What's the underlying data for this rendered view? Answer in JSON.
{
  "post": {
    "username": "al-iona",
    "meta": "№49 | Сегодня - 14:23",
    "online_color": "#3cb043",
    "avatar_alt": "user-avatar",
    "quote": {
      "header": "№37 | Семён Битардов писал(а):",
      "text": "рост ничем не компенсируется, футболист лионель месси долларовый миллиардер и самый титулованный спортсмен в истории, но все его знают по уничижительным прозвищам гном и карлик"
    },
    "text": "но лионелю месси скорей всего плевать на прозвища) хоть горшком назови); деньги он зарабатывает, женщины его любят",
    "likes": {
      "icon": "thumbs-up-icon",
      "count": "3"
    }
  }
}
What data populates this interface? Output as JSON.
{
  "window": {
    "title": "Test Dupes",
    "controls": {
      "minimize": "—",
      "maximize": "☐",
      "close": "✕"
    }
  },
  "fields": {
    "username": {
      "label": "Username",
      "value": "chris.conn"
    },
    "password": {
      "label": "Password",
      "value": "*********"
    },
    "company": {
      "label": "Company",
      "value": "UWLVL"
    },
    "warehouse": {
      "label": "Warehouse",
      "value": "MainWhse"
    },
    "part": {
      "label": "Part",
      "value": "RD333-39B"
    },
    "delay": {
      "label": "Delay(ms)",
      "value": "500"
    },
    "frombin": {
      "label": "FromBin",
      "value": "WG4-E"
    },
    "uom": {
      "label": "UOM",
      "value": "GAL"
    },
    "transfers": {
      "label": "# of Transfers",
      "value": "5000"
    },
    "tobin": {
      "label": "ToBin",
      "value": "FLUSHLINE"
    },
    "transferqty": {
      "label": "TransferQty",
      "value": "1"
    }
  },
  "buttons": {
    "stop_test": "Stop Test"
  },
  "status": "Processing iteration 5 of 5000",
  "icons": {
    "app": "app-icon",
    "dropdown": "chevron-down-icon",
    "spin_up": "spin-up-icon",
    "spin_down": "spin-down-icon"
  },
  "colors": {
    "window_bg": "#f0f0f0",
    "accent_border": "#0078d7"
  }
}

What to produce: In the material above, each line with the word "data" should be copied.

Solution to the problem:
What's the underlying data for this rendered view? Answer in JSON.
What data populates this interface? Output as JSON.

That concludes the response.